Test Plan – a document which sets out the testing which will be carried out, including the scope of that testing, the approach taken and a specific schedule of activities.
Test Script – this refers to the instructions given to an automated tool being used to carry out automated tests.
Different Types of Testing
Acceptance Testing – testing which determines whether an end user will accept a product.
Accessibility Testing – testing which establishes whether a product is suitable for people such as those with restricted vision. Accessibility testing looks to assess if the website or product is accessible to everyone it can be including those with disabilities or impairments.
Alpha Testing – testing which is carried out on an early prototype of the finished product.
Benchmark Testing – testing which takes place using the yardstick of a specific set of programs and/or data.
Beta Testing – testing which uses a pre-release of a product which has been made available to a carefully selected set of customers.
Black-Box Testing – this is a method which tests the functionality of part of the product in terms of the specifications of that product.
Breadth Testing – this QA testing method tests the functionality of the whole product without testing individual features.
Concurrency Testing – this form of testing analyses the impact of multiple users accessing the same parts of the system simultaneously.
Data Driven Testing – this testing uses a specific set of data values contained in a format such as a file or spread sheet and is often used during automated testing.
Endurance Testing – this is a form of testing which subjects the system to prolonged execution in order to check for issues such as memory leaks.
End to End Testing – a form of testing which examines the whole of a product in a real-world environment.
The Importance of QA Testing
QA testing plays a vital role in the production of a website, offering a range of advantages and playing a key role in releasing a finished item which will deliver for all end users. Some developers neglect QA testing because of a belief that it represents an unnecessary expense, but this is a mistake.
The fact of the matter is that effective QA testing is an investment which saves time and money. It does this, above all else, by identifying potential problems as early in the development cycle as possible. This means that those problems can be fixed quickly and simply, rather than becoming embedded within the structure of a product and having to be uncovered and dealt with by working back through multiple steps in the development.
At the same time, QA testing can identify minor changes to aspects of development such as software tweaks which could, if left in place, deliver major changes to the final outcome. Until every component has been QA tested there is no way of knowing, with any certainty, whether it will operate as it is meant to in a real-world environment.

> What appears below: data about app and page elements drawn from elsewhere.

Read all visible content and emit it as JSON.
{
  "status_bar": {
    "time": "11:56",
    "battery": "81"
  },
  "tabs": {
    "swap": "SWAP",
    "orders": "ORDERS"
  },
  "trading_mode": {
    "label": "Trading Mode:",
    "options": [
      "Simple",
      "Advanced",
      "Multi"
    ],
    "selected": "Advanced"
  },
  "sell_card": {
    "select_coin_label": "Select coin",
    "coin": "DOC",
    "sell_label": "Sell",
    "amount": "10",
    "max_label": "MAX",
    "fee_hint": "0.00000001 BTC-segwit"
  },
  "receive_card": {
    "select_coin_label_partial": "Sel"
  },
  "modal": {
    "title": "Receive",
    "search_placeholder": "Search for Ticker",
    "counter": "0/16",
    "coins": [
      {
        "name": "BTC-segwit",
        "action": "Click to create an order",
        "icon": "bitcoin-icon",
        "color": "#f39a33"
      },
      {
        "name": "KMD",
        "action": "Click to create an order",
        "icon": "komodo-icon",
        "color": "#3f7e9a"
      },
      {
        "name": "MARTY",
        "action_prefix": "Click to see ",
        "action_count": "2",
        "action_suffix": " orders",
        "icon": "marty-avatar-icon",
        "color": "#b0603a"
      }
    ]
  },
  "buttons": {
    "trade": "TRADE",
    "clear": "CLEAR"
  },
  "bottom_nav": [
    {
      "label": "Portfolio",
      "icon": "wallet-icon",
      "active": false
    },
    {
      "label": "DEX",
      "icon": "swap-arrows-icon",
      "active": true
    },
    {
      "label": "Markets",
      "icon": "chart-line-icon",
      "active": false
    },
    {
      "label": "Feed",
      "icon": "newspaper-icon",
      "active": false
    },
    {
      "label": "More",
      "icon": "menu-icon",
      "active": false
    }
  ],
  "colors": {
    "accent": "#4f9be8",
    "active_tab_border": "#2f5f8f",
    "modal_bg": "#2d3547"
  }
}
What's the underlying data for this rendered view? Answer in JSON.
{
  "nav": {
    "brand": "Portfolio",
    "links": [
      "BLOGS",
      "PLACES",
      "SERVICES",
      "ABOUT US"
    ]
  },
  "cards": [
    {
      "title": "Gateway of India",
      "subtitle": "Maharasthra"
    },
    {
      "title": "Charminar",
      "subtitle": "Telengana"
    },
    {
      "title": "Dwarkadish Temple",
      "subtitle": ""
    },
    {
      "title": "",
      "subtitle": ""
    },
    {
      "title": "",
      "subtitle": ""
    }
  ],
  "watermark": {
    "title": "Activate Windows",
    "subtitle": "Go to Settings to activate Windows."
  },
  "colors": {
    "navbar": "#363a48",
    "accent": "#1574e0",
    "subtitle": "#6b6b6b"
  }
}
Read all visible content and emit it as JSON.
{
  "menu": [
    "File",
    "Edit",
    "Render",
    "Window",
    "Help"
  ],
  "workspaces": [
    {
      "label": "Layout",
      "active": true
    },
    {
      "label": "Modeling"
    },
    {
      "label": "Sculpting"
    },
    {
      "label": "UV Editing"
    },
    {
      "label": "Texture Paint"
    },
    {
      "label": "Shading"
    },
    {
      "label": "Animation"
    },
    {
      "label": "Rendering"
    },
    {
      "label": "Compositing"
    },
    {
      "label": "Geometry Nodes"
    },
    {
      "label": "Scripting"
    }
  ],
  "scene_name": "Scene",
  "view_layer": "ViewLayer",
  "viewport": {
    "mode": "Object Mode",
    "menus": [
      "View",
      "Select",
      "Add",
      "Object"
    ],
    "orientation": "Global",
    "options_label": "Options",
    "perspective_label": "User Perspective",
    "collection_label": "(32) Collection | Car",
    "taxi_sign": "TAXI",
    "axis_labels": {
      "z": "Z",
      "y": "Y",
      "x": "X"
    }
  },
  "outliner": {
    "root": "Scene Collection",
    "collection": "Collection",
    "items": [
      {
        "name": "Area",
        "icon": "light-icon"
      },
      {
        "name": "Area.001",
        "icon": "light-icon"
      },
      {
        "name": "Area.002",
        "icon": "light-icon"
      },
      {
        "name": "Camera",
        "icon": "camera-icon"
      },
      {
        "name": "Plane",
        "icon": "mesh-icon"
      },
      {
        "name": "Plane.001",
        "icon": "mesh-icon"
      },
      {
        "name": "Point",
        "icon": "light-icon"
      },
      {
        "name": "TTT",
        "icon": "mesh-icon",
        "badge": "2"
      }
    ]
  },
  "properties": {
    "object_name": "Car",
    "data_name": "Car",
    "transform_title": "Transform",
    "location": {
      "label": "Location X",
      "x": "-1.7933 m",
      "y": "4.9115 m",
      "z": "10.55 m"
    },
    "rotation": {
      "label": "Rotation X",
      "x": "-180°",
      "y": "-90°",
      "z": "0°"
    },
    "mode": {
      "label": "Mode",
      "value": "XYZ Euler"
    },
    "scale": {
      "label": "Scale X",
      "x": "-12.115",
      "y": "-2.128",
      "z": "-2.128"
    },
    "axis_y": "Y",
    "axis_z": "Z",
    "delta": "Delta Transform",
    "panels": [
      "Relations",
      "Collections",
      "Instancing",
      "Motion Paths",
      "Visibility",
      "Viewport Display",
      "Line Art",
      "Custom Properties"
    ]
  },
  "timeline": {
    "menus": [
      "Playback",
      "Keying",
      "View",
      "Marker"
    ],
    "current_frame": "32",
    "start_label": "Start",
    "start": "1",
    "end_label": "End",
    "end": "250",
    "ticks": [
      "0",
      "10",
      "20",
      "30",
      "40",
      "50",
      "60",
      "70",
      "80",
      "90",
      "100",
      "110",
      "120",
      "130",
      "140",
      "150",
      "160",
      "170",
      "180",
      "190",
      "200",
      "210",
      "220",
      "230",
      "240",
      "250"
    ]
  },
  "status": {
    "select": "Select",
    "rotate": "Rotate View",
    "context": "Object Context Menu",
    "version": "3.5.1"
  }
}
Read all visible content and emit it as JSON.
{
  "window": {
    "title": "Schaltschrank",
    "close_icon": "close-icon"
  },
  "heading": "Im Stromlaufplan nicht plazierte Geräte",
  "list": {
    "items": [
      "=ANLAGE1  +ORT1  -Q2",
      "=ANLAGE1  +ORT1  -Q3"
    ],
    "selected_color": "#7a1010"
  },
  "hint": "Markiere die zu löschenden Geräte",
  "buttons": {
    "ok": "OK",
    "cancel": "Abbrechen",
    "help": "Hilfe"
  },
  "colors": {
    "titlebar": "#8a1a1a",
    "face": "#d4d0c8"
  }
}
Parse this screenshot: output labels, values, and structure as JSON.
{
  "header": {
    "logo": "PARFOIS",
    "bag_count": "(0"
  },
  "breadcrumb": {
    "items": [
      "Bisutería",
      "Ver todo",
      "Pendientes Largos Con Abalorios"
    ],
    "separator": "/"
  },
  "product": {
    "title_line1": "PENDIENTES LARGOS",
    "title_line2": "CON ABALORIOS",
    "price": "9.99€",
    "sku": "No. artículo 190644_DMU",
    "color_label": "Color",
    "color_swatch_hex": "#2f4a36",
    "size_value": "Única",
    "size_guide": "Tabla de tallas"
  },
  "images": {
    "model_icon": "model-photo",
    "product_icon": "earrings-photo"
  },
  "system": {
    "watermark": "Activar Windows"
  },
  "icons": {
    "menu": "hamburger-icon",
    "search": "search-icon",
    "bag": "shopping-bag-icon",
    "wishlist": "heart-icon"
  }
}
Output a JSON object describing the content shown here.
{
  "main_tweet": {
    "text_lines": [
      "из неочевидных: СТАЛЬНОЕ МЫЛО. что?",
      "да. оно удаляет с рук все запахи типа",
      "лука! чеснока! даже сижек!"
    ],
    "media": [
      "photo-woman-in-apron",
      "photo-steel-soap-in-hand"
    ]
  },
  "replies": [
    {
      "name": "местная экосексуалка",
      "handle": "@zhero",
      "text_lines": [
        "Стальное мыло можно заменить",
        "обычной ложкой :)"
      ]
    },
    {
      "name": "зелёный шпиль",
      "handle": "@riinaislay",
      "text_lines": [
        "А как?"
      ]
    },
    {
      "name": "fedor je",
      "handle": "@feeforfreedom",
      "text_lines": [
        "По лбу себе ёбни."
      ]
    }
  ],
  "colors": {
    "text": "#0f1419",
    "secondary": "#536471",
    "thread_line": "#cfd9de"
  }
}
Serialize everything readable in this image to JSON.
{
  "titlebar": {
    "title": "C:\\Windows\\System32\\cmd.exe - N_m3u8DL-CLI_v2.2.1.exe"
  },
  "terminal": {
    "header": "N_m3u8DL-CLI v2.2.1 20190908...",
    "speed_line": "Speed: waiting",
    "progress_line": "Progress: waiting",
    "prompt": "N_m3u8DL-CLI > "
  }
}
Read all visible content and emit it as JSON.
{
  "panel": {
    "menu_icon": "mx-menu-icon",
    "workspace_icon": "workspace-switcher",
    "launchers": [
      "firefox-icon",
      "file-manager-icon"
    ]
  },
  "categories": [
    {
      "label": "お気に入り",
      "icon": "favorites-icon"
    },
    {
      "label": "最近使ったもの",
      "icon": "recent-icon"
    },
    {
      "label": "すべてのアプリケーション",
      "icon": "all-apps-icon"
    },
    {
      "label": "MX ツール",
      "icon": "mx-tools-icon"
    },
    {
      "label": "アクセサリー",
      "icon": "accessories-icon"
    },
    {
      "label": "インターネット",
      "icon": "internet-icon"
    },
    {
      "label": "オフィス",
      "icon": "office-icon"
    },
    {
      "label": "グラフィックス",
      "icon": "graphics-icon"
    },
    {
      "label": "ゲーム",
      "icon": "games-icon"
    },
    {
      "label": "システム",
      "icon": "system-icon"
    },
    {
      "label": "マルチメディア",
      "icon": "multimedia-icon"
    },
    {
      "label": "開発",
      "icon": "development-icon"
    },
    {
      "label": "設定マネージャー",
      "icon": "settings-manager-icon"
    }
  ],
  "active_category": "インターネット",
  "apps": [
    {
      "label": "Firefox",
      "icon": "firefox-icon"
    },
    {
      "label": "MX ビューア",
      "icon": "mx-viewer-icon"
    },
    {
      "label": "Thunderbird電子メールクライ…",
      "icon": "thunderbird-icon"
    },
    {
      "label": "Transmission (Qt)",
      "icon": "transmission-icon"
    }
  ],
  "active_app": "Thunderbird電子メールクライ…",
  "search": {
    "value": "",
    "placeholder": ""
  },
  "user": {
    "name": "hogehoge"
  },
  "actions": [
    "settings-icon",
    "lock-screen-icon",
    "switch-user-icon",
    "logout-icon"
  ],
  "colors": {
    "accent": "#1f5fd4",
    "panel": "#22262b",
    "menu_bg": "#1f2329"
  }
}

Finally, QA testing will stop so-called ‘feature creep’. This describes the phenomenon of features being introduced without testing, which then go on to impact on the wider scope of the project, taking it beyond what was originally intended. QA testing at every stage of development will ensure that any changes work within the parameters which the project is intended to deliver.